… denotes not merely freedom from bodily restraint, but also the right of the individual to contract, to engage in any of the common occupations of life, to acquire useful knowledge, to marry, to establish a home and bring up children, to worship God according to the dictates of his/her own conscience… the established doctrine is that this liberty may not be interfered with under the guise of protecting public interest, by legislative action which is arbitrary or without reasonable relation to some purpose within the competency of the state to effect.”
4. Governments can only tax a government granted privileges. (and these usually involve regulated commerce, government property, or public office)
84 CJS Taxation §122:
“Under constitutional provisions with respect to the imposition of excises on commodities, the word “commodity ” has been held to include privileges and conveniences, especially those derived from some external source,72 the privileges and conveniences of transacting a particular business,73 such as the business of an attorney,74 an auctioneer,75 and a tavern keeper,76 but it is not broad enough to include every occupation which one may follow in the exercise of a natural right, without aid from the government, and without affecting the rights or interests of others in such a way as properly to call for governmental regulation.77”
You might ask: What about Wickard v. Filburn? Answer: Farmer Filburn was receiving government subsidizes. For him, raising his own feed WAS a taxable government privilege. As the Supreme Court said in Wickard v Filburn 317 US 111 “It is hardly lack of due process for the Government to regulate that which it subsidizes.”
5. Just what is employee and employer ?
Definition of employer.
The tax code definition of employer 26 U.S. Code 3401(d) uses confusing language to define that employers are those who pay wages, with exceptions and exceptions to exceptions. If you want to try to figure it out keep in mind that the phrase “a trade or business” includes only “the performance of the functions of a public office” according to 26 U.S.C. §7701(a)(26)
Are you effectively connected with the performance of a trade or business of the United States?
Definition of employee.
And, of course, the federal government’s definition of employee includes only federal employees.
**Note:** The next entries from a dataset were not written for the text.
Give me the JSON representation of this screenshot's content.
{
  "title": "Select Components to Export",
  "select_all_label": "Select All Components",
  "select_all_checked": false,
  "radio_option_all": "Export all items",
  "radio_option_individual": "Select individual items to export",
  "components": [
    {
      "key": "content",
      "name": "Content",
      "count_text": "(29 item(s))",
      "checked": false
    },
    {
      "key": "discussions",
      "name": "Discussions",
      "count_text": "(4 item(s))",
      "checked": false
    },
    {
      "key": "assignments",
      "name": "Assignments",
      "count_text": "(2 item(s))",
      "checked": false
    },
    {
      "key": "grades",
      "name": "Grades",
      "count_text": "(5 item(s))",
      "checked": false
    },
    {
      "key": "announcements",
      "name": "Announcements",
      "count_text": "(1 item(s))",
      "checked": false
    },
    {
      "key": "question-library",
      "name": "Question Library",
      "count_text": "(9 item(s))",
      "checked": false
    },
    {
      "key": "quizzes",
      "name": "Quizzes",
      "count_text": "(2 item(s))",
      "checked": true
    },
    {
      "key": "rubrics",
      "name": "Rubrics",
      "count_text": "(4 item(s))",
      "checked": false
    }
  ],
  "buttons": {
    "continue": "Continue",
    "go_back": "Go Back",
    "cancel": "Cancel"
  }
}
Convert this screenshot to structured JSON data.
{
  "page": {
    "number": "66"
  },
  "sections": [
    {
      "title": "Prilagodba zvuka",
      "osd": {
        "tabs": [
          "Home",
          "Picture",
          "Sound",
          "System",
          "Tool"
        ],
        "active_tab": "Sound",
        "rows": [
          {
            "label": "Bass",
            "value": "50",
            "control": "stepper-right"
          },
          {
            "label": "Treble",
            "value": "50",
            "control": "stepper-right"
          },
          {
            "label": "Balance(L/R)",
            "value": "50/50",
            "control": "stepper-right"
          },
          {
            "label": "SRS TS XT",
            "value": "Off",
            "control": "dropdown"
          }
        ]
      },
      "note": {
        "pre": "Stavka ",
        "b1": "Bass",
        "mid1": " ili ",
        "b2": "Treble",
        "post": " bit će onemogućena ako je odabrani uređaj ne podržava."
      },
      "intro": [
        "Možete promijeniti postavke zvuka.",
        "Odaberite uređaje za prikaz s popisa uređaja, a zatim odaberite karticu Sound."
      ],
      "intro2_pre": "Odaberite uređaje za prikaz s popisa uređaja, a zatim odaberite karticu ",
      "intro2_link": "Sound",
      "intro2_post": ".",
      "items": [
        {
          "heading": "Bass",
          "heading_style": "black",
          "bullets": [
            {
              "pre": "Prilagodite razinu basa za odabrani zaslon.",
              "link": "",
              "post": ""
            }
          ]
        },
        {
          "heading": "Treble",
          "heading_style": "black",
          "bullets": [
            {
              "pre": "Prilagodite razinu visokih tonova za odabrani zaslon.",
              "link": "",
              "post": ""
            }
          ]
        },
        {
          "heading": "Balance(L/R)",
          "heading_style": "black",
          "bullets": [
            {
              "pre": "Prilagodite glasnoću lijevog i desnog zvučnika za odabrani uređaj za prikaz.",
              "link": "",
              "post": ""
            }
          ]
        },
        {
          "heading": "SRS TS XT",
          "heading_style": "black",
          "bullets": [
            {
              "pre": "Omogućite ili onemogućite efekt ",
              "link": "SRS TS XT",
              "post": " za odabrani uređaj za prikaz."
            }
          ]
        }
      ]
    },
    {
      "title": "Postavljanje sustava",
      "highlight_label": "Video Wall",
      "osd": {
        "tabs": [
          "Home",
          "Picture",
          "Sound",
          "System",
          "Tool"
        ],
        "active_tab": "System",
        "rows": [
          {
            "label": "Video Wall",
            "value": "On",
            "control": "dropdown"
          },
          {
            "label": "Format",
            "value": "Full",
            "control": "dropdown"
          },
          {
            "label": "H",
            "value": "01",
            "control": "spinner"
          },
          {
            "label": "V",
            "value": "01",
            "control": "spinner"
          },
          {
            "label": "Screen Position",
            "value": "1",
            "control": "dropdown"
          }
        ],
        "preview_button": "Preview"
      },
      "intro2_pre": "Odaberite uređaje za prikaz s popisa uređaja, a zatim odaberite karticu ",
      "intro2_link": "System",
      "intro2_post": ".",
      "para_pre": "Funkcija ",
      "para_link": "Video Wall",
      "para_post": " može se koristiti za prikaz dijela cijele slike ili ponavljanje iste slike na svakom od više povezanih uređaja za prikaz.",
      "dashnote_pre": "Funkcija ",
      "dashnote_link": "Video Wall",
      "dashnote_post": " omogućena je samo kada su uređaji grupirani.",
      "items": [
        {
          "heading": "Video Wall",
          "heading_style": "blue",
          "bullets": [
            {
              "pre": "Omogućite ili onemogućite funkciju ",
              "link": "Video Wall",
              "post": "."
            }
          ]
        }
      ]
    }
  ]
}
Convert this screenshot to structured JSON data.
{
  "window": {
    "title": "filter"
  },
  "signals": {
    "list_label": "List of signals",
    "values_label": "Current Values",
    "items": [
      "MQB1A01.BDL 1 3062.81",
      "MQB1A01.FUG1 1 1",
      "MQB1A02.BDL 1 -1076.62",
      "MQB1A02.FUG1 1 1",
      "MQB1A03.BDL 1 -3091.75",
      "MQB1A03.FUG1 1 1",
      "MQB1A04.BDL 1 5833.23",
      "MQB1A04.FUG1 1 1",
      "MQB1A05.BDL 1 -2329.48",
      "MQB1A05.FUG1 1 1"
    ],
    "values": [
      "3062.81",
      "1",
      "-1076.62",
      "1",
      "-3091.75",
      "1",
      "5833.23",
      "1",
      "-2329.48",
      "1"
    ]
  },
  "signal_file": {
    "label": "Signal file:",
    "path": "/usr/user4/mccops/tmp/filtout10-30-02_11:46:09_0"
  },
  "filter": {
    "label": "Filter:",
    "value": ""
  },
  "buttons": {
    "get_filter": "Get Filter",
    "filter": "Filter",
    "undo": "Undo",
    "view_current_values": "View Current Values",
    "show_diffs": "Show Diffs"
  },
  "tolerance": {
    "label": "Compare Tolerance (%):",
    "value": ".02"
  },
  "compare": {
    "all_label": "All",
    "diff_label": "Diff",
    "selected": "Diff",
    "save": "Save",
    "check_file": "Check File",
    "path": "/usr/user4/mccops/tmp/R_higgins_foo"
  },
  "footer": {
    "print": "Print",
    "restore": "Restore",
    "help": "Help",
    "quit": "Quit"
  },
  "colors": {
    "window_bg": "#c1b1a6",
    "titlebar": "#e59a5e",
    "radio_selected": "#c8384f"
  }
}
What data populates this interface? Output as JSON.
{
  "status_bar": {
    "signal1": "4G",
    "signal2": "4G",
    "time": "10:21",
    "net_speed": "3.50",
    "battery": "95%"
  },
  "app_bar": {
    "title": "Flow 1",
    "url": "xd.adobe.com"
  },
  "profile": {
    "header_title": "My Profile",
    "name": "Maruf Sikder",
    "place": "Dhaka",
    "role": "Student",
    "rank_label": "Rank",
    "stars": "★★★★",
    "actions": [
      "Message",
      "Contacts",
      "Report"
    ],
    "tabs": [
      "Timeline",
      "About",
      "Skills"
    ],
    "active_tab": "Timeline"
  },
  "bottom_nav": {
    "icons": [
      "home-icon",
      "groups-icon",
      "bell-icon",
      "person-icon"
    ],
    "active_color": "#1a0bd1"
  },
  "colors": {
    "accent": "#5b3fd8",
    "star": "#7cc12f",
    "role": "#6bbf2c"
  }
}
See Title 5 U.S. Code 2105. The definition of “employee” in Title 26 U.S. Code section 3401(c), which is the withholding law, say that employees includes only “an officer, employee, or elected official of the United States, a State, or any political subdivision thereof…” And the definition of “employee” in the Internal Revenue Code 7701(a)(20) make it sound as if insurance salesmen are the only employees. (By the way, the withholding law section 3401 of the Internal Revenue Code is within the estate and gift tax subtitle, not within the income tax subtitle ).
Now read my essay: Constitutional Taxation.
If you want to know HOW you waived your right to earn wages, read my eBook The Citizen Cannot Complain.